It’s not as if I hadn’t already asked myself that question. I pull one hand away and fumble in my pocket for a smoke, but pull out an empty pack. Squashing it, then tossing it on the table, I say, “I’d either want to cry or wake up from a bad dream.” I wrap both my hands around hers.
Then I whisper, “I feel like a coward because I want to live.”
Instead of scowling in disappointment, she smiles. “Sounds smart to me.” She caresses my cheek with the back of her hand, then says, “Do me a favor; don’t come home to me in a box.”
My mind snaps back to the present and thoughts of my gut-wrenching sea voyage across two oceans to Bombay, followed by a hemorrhoid-jarring land journey of two thousand miles. Early this morning, I arrived in the town of Ledo in the state of Assam. Where in the hell is Assam? I wondered.
“Northern India—somewhere between Delhi and Burma,” a returning soldier had told me on the train as we bumped along on a narrow-gauge rail. Outside, terraced fields of rice stretched to the horizon. “Assam has nothing but abandoned tea plantations. They call it the chicken neck of India; it’s beyond the boondocks. You‘ve heard of head hunters?”
“That’s the Naga tribe,” he continued. “So, you must be going to headquarters in Ledo. It’s where the railroad stops. It’s nothing but a squalid bazaar town with trash in the gutter and bone-thin mutts wandering the streets.”
But it’s also the China-Burma-India (CBI) Northern Command Center, and the base for my first army assignment. The Underwood stares up at me from the desk, looking as forlorn as I feel. Behind me, the bamboo door on the basha slaps closed.
“The chow they serve up here sucks,” offers the Captain as he saunters over to my desk. I saw him on the train from Delhi this morning. He drops a thick manila envelope on my desk with the word ‘Requisitions’ and the date stamped in bold letters on the front. “But the mess hall is a helluva lot better than sitting in this sauna.” He looks at me like I’m half nuts. “You can stay here and die from a heat stroke or tempt the fate of your bowels by trying curried egg-foo-yung or some other local delicacy. I suggest you get something to eat.”

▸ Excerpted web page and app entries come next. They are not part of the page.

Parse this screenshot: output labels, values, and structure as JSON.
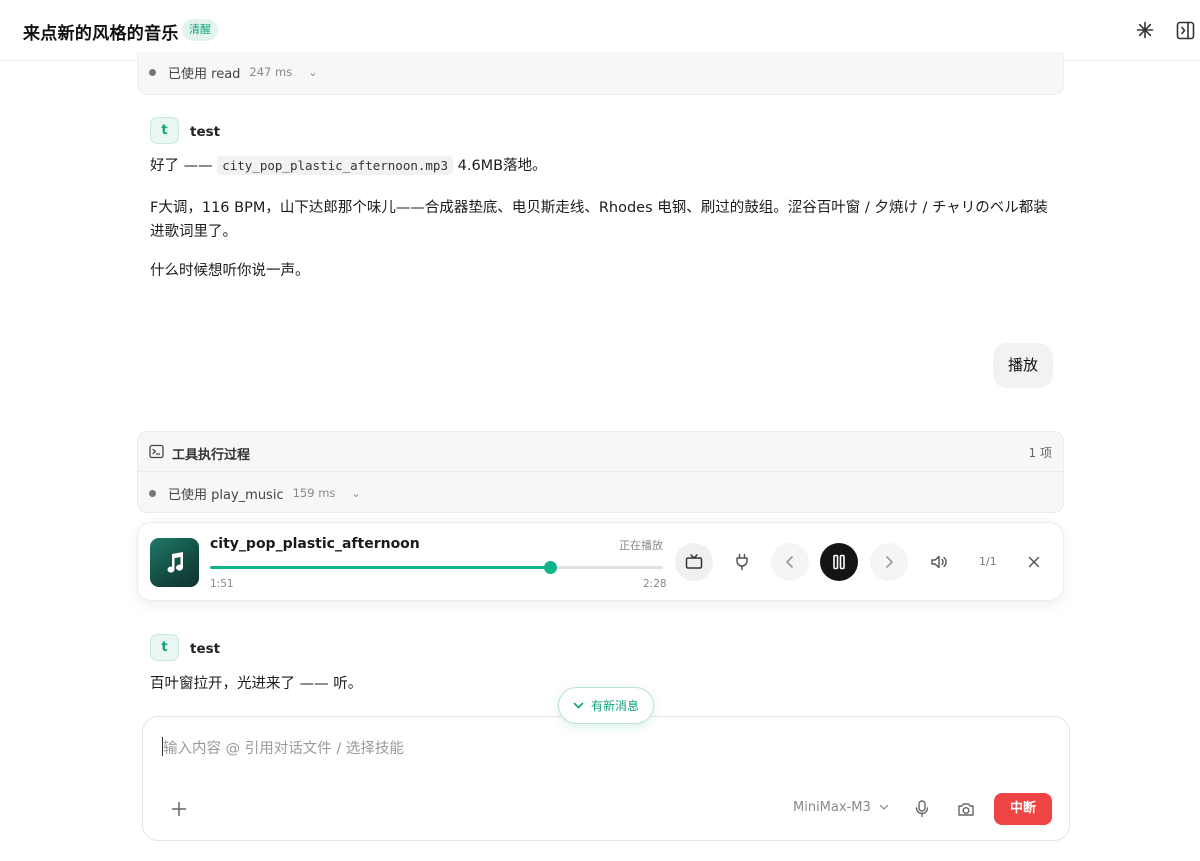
{
  "header": {
    "title": "来点新的风格的音乐",
    "badge": "清醒",
    "icons": [
      "sparkle-icon",
      "sidebar-toggle-icon"
    ]
  },
  "tool_strip_top": {
    "label": "已使用 read",
    "duration": "247 ms"
  },
  "assistant_message_1": {
    "avatar": "t",
    "sender": "test",
    "line1_prefix": "好了 —— ",
    "filename": "city_pop_plastic_afternoon.mp3",
    "line1_suffix": " 4.6MB落地。",
    "paragraph2": "F大调，116 BPM，山下达郎那个味儿——合成器垫底、电贝斯走线、Rhodes 电钢、刷过的鼓组。涩谷百叶窗 / 夕焼け / チャリのベル都装进歌词里了。",
    "paragraph3": "什么时候想听你说一声。"
  },
  "user_message": {
    "text": "播放"
  },
  "tool_panel": {
    "title": "工具执行过程",
    "count": "1 项",
    "label": "已使用 play_music",
    "duration": "159 ms"
  },
  "player": {
    "title": "city_pop_plastic_afternoon",
    "status": "正在播放",
    "elapsed": "1:51",
    "total": "2:28",
    "progress": 0.75,
    "counter": "1/1",
    "accent": "#10b48a"
  },
  "assistant_message_2": {
    "avatar": "t",
    "sender": "test",
    "text": "百叶窗拉开，光进来了 —— 听。"
  },
  "new_messages": {
    "label": "有新消息"
  },
  "composer": {
    "placeholder": "输入内容  @ 引用对话文件  / 选择技能",
    "model": "MiniMax-M3",
    "stop_label": "中断",
    "stop_color": "#ef4444"
  }
}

I jump to attention. “Yes, sir!” I salute.
“Schmidt.” He offers me a handshake. “Captain Peter Schmidt.” He looks at the pile of requisitions I completed and the taller one yet to be started. “Forget the formality. Just remember, the reason you’re here is because supplies save lives. So don’t plan on impressing anybody with spit and polish, unless it produces results.” He grins, then adds, “And you’ve got to have a pulse ticking to do that. So go eat, Lieutenant.”
Click Follow to receive emails when this author adds content on Bublish